◆ Extracted entries:
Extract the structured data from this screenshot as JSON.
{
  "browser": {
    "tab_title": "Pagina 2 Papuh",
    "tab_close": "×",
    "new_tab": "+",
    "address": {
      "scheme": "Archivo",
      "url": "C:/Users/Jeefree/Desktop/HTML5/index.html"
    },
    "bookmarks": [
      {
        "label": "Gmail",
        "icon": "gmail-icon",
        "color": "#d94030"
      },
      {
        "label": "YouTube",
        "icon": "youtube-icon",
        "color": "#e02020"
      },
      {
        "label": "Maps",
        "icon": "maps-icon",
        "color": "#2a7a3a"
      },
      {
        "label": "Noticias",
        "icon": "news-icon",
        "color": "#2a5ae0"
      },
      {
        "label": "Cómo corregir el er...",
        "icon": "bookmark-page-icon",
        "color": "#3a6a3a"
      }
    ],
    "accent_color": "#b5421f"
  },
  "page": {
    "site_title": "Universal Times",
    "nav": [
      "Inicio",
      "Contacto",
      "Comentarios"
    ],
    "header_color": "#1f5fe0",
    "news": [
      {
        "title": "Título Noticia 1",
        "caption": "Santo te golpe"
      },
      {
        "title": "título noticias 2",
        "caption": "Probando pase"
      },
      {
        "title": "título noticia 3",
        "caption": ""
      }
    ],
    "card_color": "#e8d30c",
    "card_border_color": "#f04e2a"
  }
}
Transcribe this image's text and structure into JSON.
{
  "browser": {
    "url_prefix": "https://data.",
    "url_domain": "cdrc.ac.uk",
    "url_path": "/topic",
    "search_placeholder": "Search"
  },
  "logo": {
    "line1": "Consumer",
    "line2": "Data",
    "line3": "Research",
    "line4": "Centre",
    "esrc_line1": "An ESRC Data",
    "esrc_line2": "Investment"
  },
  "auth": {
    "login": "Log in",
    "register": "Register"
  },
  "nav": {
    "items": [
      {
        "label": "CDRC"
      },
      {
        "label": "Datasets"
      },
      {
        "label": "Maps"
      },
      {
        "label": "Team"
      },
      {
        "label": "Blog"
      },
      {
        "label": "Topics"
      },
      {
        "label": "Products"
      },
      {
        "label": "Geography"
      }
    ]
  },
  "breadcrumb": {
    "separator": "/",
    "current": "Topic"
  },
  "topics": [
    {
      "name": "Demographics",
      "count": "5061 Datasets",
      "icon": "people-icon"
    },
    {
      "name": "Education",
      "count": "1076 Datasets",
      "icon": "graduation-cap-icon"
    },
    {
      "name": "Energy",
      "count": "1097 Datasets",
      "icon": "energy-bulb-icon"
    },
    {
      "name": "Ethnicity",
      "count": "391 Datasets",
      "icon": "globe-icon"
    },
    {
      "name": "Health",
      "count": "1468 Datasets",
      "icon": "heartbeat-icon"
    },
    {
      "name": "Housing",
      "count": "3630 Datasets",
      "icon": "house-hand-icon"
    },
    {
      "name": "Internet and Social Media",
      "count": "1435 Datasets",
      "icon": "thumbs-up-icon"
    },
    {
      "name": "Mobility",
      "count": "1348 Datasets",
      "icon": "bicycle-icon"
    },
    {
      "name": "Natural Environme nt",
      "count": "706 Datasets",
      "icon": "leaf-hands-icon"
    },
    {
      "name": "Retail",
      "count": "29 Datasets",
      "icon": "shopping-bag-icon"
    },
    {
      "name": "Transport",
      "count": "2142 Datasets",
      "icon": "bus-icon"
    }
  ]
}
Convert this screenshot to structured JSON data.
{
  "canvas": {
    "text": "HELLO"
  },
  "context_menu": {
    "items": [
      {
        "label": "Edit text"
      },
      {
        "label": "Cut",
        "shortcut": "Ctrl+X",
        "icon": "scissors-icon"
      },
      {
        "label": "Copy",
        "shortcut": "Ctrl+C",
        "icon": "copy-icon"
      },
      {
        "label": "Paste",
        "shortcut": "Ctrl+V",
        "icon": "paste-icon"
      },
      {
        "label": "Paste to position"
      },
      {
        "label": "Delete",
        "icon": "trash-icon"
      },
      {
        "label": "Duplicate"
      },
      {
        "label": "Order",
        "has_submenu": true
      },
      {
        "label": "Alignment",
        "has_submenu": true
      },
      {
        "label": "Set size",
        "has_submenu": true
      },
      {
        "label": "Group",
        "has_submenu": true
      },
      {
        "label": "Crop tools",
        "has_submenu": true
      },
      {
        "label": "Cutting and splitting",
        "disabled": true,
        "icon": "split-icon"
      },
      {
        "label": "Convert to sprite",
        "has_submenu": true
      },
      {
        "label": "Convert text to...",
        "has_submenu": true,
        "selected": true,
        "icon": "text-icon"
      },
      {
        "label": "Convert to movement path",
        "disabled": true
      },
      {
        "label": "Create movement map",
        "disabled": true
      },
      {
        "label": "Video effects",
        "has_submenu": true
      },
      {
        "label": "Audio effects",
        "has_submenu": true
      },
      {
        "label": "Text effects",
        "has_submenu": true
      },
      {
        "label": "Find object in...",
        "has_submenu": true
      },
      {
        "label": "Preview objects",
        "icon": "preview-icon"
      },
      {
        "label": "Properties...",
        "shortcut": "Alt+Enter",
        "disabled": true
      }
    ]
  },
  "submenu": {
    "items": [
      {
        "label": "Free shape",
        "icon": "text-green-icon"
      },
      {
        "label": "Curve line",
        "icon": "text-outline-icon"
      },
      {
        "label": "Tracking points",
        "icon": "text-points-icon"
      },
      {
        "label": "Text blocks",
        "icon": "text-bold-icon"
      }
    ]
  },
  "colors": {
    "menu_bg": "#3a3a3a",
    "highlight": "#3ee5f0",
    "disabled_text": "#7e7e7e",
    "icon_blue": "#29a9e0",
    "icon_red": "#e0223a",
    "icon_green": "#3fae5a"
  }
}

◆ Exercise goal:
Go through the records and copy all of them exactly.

◆ Task result:
Extract the structured data from this screenshot as JSON.
{
  "browser": {
    "tab_title": "Pagina 2 Papuh",
    "tab_close": "×",
    "new_tab": "+",
    "address": {
      "scheme": "Archivo",
      "url": "C:/Users/Jeefree/Desktop/HTML5/index.html"
    },
    "bookmarks": [
      {
        "label": "Gmail",
        "icon": "gmail-icon",
        "color": "#d94030"
      },
      {
        "label": "YouTube",
        "icon": "youtube-icon",
        "color": "#e02020"
      },
      {
        "label": "Maps",
        "icon": "maps-icon",
        "color": "#2a7a3a"
      },
      {
        "label": "Noticias",
        "icon": "news-icon",
        "color": "#2a5ae0"
      },
      {
        "label": "Cómo corregir el er...",
        "icon": "bookmark-page-icon",
        "color": "#3a6a3a"
      }
    ],
    "accent_color": "#b5421f"
  },
  "page": {
    "site_title": "Universal Times",
    "nav": [
      "Inicio",
      "Contacto",
      "Comentarios"
    ],
    "header_color": "#1f5fe0",
    "news": [
      {
        "title": "Título Noticia 1",
        "caption": "Santo te golpe"
      },
      {
        "title": "título noticias 2",
        "caption": "Probando pase"
      },
      {
        "title": "título noticia 3",
        "caption": ""
      }
    ],
    "card_color": "#e8d30c",
    "card_border_color": "#f04e2a"
  }
}
Transcribe this image's text and structure into JSON.
{
  "browser": {
    "url_prefix": "https://data.",
    "url_domain": "cdrc.ac.uk",
    "url_path": "/topic",
    "search_placeholder": "Search"
  },
  "logo": {
    "line1": "Consumer",
    "line2": "Data",
    "line3": "Research",
    "line4": "Centre",
    "esrc_line1": "An ESRC Data",
    "esrc_line2": "Investment"
  },
  "auth": {
    "login": "Log in",
    "register": "Register"
  },
  "nav": {
    "items": [
      {
        "label": "CDRC"
      },
      {
        "label": "Datasets"
      },
      {
        "label": "Maps"
      },
      {
        "label": "Team"
      },
      {
        "label": "Blog"
      },
      {
        "label": "Topics"
      },
      {
        "label": "Products"
      },
      {
        "label": "Geography"
      }
    ]
  },
  "breadcrumb": {
    "separator": "/",
    "current": "Topic"
  },
  "topics": [
    {
      "name": "Demographics",
      "count": "5061 Datasets",
      "icon": "people-icon"
    },
    {
      "name": "Education",
      "count": "1076 Datasets",
      "icon": "graduation-cap-icon"
    },
    {
      "name": "Energy",
      "count": "1097 Datasets",
      "icon": "energy-bulb-icon"
    },
    {
      "name": "Ethnicity",
      "count": "391 Datasets",
      "icon": "globe-icon"
    },
    {
      "name": "Health",
      "count": "1468 Datasets",
      "icon": "heartbeat-icon"
    },
    {
      "name": "Housing",
      "count": "3630 Datasets",
      "icon": "house-hand-icon"
    },
    {
      "name": "Internet and Social Media",
      "count": "1435 Datasets",
      "icon": "thumbs-up-icon"
    },
    {
      "name": "Mobility",
      "count": "1348 Datasets",
      "icon": "bicycle-icon"
    },
    {
      "name": "Natural Environme nt",
      "count": "706 Datasets",
      "icon": "leaf-hands-icon"
    },
    {
      "name": "Retail",
      "count": "29 Datasets",
      "icon": "shopping-bag-icon"
    },
    {
      "name": "Transport",
      "count": "2142 Datasets",
      "icon": "bus-icon"
    }
  ]
}
Convert this screenshot to structured JSON data.
{
  "canvas": {
    "text": "HELLO"
  },
  "context_menu": {
    "items": [
      {
        "label": "Edit text"
      },
      {
        "label": "Cut",
        "shortcut": "Ctrl+X",
        "icon": "scissors-icon"
      },
      {
        "label": "Copy",
        "shortcut": "Ctrl+C",
        "icon": "copy-icon"
      },
      {
        "label": "Paste",
        "shortcut": "Ctrl+V",
        "icon": "paste-icon"
      },
      {
        "label": "Paste to position"
      },
      {
        "label": "Delete",
        "icon": "trash-icon"
      },
      {
        "label": "Duplicate"
      },
      {
        "label": "Order",
        "has_submenu": true
      },
      {
        "label": "Alignment",
        "has_submenu": true
      },
      {
        "label": "Set size",
        "has_submenu": true
      },
      {
        "label": "Group",
        "has_submenu": true
      },
      {
        "label": "Crop tools",
        "has_submenu": true
      },
      {
        "label": "Cutting and splitting",
        "disabled": true,
        "icon": "split-icon"
      },
      {
        "label": "Convert to sprite",
        "has_submenu": true
      },
      {
        "label": "Convert text to...",
        "has_submenu": true,
        "selected": true,
        "icon": "text-icon"
      },
      {
        "label": "Convert to movement path",
        "disabled": true
      },
      {
        "label": "Create movement map",
        "disabled": true
      },
      {
        "label": "Video effects",
        "has_submenu": true
      },
      {
        "label": "Audio effects",
        "has_submenu": true
      },
      {
        "label": "Text effects",
        "has_submenu": true
      },
      {
        "label": "Find object in...",
        "has_submenu": true
      },
      {
        "label": "Preview objects",
        "icon": "preview-icon"
      },
      {
        "label": "Properties...",
        "shortcut": "Alt+Enter",
        "disabled": true
      }
    ]
  },
  "submenu": {
    "items": [
      {
        "label": "Free shape",
        "icon": "text-green-icon"
      },
      {
        "label": "Curve line",
        "icon": "text-outline-icon"
      },
      {
        "label": "Tracking points",
        "icon": "text-points-icon"
      },
      {
        "label": "Text blocks",
        "icon": "text-bold-icon"
      }
    ]
  },
  "colors": {
    "menu_bg": "#3a3a3a",
    "highlight": "#3ee5f0",
    "disabled_text": "#7e7e7e",
    "icon_blue": "#29a9e0",
    "icon_red": "#e0223a",
    "icon_green": "#3fae5a"
  }
}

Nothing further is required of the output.